By Fr. Frank Timar, M.S.C.
Jesus had so much He wanted to share with those who were interested. He loved to tell stories and He told them at every opportunity to make it easier for His audience to understand His message. Who could forget the story Jesus told about a farmer who planted seeds in his field. Jesus speaks about different soils and the end results of this planting. I personally like this parable because it speaks about us and how receptive we are to Jesus’ message, and whether we are listening with our hearts.
As Jesus explained the parable, we see that there is a deeper meaning than about different soils. What if this is not a parable about soils at all? Could be that this story is not about out shortfalls and failures either. Maybe, this is a parable about the farmer and the generosity of the sower, Jesus. That would change the way we identify ourselves in the story. If this is truly a story about the sower, then Jesus is telling us how God wants us to live. The sower casts the seed with wild and joyous abandon.
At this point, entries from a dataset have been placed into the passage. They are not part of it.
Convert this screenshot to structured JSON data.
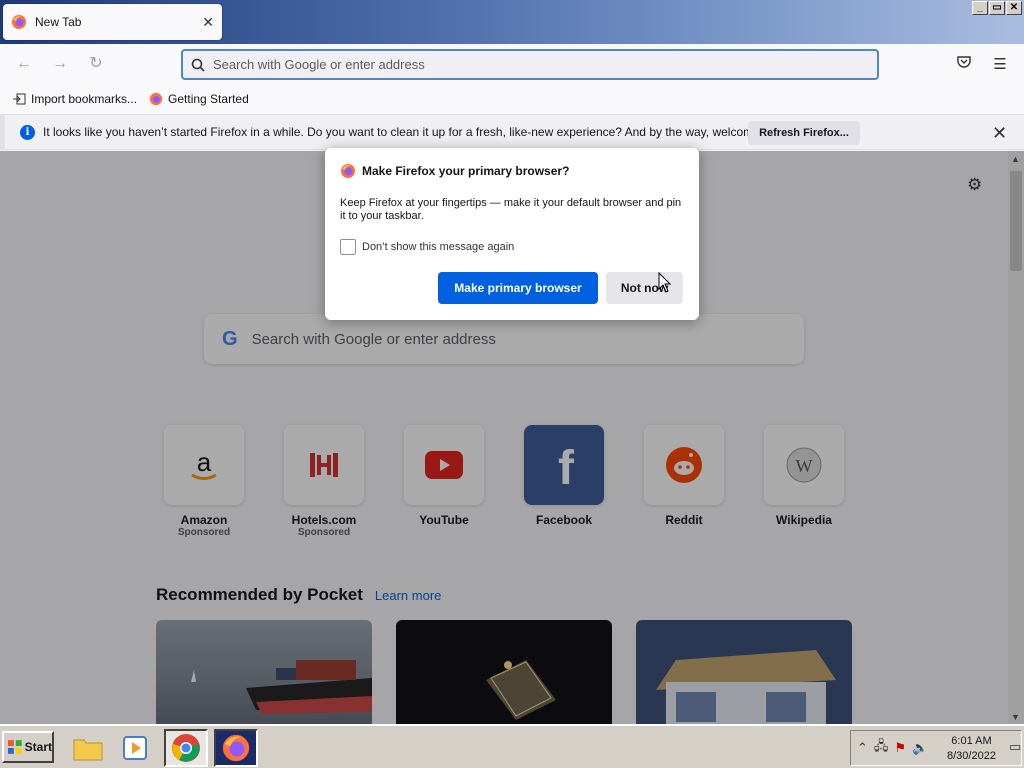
{
  "window": {
    "tab_title": "New Tab",
    "tab_close": "✕",
    "controls": [
      "_",
      "▭",
      "✕"
    ]
  },
  "navbar": {
    "url_placeholder": "Search with Google or enter address",
    "icons": [
      "back-arrow-icon",
      "forward-arrow-icon",
      "reload-icon",
      "pocket-icon",
      "hamburger-menu-icon"
    ]
  },
  "bookmarks": [
    {
      "label": "Import bookmarks..."
    },
    {
      "label": "Getting Started"
    }
  ],
  "notification": {
    "message": "It looks like you haven’t started Firefox in a while. Do you want to clean it up for a fresh, like-new experience? And by the way, welcome back!",
    "button": "Refresh Firefox..."
  },
  "newtab": {
    "search_placeholder": "Search with Google or enter address",
    "google_letter": "G",
    "tiles": [
      {
        "name": "Amazon",
        "sponsored": "Sponsored"
      },
      {
        "name": "Hotels.com",
        "sponsored": "Sponsored"
      },
      {
        "name": "YouTube",
        "sponsored": ""
      },
      {
        "name": "Facebook",
        "sponsored": ""
      },
      {
        "name": "Reddit",
        "sponsored": ""
      },
      {
        "name": "Wikipedia",
        "sponsored": ""
      }
    ],
    "pocket_heading": "Recommended by Pocket",
    "pocket_learn_more": "Learn more"
  },
  "dialog": {
    "title": "Make Firefox your primary browser?",
    "body": "Keep Firefox at your fingertips — make it your default browser and pin it to your taskbar.",
    "checkbox_label": "Don’t show this message again",
    "primary_button": "Make primary browser",
    "secondary_button": "Not now"
  },
  "taskbar": {
    "start_label": "Start",
    "time": "6:01 AM",
    "date": "8/30/2022"
  },
  "colors": {
    "accent_blue": "#0061e0",
    "titlebar_start": "#1f3a78"
  }
}
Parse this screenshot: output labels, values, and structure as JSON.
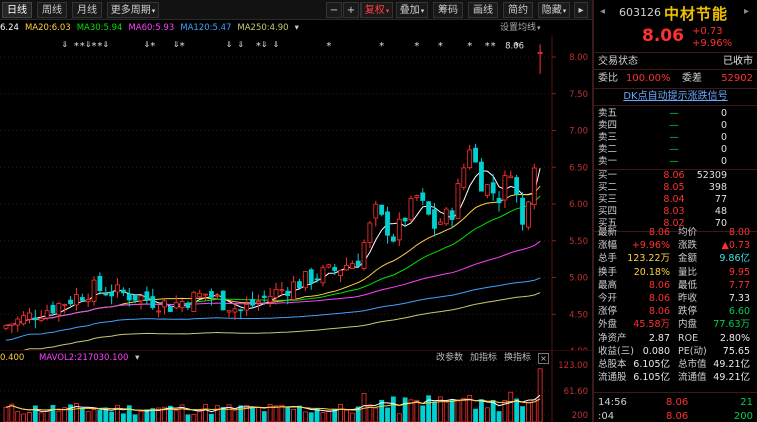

He is confident that there will be a good harvest, even though he knows that many of the seeds will end up as food for birds. He is not so much concerned with efficiency as he is with abundance. He does not seem angry at the birds, the rocks, or even the weeds. In fact, the sower anticipates them. These are all just a part of the landscape of farming.
It sure seems like Jesus is offering this extravagant, even wasteful, generous sower as a new picture of God. Maybe so. And maybe He is suggesting that the sower could be a picture of us too. Instead of going through life counting our wealth like King Midas, and guarding and hoarding what we have been given by an extravagant God, we ought to move through life flinging our abundance to the wind, trusting the unseen hand of God to bless it where it lands. Maybe we should try living less efficiently, and more extravagantly. Maybe we could live less anxious over the bad that might happen, and live more hopefully confident with the abundance that could happen.
What would life be like if we spent less time and energy chasing our enemies away, and spent more energy feeding them? Wouldn’t this be a nice way to live? Let’s feed our enemy. Let’s live our life with abandon with the generosity of one who knows that there is plenty enough seed in us to find good soil. And we also need to remind ourselves of the enormous potential for good when even the smallest amount of good seed hits good soil. All the birds of the air, all the rocks on the ground, and all the weeds of the field cannot overwhelm the productivity of a single grain of goodness. So, how about it, let’s go for it, grab a handful of life, and watch it fly!